The western diet is full of kind of bad things that we eat and cause high blood pressure and high cholesterol and blockages. So one of the main diets out there, the Mediterranean diet, is a good one. Another very good diet is a whole foods plant based diet, which has been championed here recently and actually has some data that shows that it may even reverse heart disease completely which is truly amazing.
But one of the cornerstone treatments that patients can do for themselves with regards to heart failure is what we call fluid and salt restriction. So keeping that daily salt intake to a 2 grams per day or less will really lessen the fluid overload symptoms in their body and then again reduce the amount of fluid that you take on a daily basis as you might imagine would reduce the fluid that gets accumulated in your body. A lot of these recommendations are made for people who have fairly advances heart failure but even in the lesser degrees of heart failure this has been shown to be helpful and improve the symptoms of heart failure.
Melanie: So wrap it up for us, this was such an excellent segment with such good information. What do you want patients to know if them or a loved one is suffering from congestive heart failure and they are living with this condition, what would you like them to know about it and also speak about what heart failures services Greenville Health System offers?
Dr. Guichard: Yes, there’s a lot of opportunity for heart failure patients out there. You know, heart failure is a very prevalent disease and there’s been a lot of advances here in the recent past that can improve the quality of life and survival for heart failure patients. One thing that I would suggest would be to see a heart failure specialist within cardiology. We are highly specialized but even within that specialization there are specialty trained heart failure cardiologists which myself, I have been trained specially in that area. We kind of know the ins and outs and kind of the tricks of the trade, if you will, of managing heart failure, especially as your heart failure progresses. So I would recommend seeing a cardiologist or in particular a heart failure cardiologist that knows the medications and devices available to keep people feeling better and living longer.

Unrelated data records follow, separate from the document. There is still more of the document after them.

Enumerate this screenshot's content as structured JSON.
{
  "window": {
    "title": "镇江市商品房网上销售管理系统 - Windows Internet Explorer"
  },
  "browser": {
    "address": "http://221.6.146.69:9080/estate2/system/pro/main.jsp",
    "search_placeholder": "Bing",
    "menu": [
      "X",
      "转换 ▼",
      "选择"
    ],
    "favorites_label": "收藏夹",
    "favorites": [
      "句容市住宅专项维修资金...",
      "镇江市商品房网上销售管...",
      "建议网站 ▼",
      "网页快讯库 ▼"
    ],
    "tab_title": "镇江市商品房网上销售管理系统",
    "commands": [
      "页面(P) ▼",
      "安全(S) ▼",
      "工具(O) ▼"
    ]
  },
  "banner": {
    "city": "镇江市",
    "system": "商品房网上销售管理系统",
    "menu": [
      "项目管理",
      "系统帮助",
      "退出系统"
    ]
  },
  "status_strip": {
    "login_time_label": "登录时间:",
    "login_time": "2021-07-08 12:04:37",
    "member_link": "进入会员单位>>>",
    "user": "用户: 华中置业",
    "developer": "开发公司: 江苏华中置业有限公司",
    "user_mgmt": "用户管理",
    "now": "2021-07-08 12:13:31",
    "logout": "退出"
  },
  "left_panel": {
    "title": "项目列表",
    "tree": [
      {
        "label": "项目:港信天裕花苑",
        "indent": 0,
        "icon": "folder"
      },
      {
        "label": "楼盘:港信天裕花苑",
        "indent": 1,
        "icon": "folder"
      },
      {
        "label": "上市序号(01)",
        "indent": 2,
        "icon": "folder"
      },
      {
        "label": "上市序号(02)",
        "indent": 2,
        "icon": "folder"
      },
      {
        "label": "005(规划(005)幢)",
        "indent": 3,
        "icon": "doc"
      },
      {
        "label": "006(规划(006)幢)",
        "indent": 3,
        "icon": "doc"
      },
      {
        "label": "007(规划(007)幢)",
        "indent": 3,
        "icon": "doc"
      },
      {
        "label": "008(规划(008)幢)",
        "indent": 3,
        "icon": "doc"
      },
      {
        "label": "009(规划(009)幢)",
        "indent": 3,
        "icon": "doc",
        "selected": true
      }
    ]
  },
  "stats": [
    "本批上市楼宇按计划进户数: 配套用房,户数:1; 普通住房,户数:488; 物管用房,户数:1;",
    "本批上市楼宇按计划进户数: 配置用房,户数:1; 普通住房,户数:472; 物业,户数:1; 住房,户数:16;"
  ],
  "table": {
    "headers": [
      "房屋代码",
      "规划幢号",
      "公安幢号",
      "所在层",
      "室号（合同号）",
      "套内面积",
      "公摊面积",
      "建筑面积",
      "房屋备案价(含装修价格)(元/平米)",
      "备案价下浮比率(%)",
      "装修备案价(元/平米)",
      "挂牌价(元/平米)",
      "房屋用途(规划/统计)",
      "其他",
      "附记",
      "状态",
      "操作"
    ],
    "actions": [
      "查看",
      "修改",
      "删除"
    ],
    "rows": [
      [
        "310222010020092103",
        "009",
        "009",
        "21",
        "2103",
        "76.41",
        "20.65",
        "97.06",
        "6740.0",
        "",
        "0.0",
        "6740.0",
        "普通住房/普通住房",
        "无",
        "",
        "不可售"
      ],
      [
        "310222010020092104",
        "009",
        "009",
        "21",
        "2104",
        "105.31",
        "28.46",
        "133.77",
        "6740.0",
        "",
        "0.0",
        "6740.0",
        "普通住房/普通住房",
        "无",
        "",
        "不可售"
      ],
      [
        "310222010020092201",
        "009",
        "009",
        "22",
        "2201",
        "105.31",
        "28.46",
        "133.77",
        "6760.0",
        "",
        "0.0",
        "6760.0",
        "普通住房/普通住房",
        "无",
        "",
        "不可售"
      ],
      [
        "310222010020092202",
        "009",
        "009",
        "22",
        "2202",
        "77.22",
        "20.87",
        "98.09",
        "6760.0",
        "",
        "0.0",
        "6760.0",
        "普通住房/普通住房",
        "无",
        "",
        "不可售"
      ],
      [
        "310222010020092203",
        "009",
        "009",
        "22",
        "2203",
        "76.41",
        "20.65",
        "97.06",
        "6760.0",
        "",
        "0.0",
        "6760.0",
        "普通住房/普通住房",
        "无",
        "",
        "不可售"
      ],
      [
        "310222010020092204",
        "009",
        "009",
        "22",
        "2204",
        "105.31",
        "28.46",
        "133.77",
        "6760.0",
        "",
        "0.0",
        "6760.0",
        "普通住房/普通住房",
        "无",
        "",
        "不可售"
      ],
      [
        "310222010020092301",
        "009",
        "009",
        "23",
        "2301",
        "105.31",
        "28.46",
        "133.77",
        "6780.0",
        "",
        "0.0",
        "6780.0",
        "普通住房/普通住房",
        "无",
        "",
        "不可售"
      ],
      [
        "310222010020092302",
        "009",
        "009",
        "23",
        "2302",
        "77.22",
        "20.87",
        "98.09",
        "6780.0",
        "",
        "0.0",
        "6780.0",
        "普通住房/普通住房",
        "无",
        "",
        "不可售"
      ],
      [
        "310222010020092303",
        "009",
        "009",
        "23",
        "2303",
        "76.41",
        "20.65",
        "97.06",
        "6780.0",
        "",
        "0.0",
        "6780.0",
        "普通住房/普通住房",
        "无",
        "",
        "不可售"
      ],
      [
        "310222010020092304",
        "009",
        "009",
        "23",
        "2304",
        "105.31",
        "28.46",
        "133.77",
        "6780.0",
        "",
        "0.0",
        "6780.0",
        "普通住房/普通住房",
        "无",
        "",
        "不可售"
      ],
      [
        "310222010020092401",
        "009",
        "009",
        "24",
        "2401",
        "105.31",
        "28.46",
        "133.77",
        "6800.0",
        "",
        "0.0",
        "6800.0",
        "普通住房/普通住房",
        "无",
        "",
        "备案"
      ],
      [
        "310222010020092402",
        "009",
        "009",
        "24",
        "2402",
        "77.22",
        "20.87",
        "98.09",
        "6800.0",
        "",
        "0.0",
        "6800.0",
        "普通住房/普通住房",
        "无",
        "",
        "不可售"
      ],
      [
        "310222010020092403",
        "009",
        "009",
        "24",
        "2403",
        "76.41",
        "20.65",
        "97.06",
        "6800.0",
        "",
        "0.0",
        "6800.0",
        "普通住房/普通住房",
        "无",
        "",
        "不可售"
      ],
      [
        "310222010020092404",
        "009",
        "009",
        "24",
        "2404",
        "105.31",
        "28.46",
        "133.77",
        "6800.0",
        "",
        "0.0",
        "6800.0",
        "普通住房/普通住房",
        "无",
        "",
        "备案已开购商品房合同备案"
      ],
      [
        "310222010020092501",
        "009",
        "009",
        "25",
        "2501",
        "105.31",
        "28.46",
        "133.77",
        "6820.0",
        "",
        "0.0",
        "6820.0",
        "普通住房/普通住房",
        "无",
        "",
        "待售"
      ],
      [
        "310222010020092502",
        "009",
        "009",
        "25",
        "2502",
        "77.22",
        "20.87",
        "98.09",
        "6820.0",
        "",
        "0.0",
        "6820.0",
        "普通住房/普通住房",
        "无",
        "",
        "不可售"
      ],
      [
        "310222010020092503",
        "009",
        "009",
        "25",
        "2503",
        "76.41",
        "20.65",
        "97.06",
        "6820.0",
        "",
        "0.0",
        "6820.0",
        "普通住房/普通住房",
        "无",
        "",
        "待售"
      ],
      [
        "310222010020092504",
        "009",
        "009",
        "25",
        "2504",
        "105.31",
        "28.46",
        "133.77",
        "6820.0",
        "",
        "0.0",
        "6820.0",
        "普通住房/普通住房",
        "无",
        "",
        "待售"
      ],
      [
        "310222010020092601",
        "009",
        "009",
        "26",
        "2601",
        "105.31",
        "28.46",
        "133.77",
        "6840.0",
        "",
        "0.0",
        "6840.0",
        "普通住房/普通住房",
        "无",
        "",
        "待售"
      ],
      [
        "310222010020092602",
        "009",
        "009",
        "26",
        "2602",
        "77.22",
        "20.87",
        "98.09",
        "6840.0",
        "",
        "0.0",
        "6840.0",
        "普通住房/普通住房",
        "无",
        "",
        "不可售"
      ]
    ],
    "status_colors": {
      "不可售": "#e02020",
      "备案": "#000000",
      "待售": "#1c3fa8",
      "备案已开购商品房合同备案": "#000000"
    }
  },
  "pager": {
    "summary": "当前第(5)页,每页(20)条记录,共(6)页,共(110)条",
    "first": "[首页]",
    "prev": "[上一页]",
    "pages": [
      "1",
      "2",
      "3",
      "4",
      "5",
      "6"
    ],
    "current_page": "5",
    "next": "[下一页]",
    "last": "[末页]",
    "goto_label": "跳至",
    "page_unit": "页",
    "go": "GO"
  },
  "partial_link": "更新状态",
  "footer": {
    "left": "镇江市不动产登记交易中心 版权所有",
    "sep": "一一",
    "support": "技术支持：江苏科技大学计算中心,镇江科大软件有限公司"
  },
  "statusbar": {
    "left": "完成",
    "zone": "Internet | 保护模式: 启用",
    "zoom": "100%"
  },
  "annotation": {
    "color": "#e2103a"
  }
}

At GHS, we have the advanced heart failure and pulmonary hypertension and mechanical circulatory support programs, and we offer a whole spectrum of services available to the heart failure population in the Greenville County. We specialize in optimal medical therapy including the cardiac resynchronization therapy to help people live better and live longer. We also do the cardiomems implantation to manage fluids and pressures in your heart to make sure that we keep your volume status optimum.
We also have advanced devices in the hospital for when advanced heart failure patients come in and need a little extra support including mechanical devices like intra-aortic balloon pump and impella and other sorts of devices that can bridge people as they get really sit in the hospital. Then hopefully coming soon left ventricular assisted devices which is a mechanical pump that gets implanted to kind of take the place if you will of your left ventricle as it really begins to fail and allows patients to live a little bit longer and a little bit better even with this severe stage of heart failure.
Melanie: Thank you so much for being with us today. You’re listening to Inside Health with Greenville Health System. And for more information you can go to GHS.org. This is Melanie Cole, thanks so much for listening.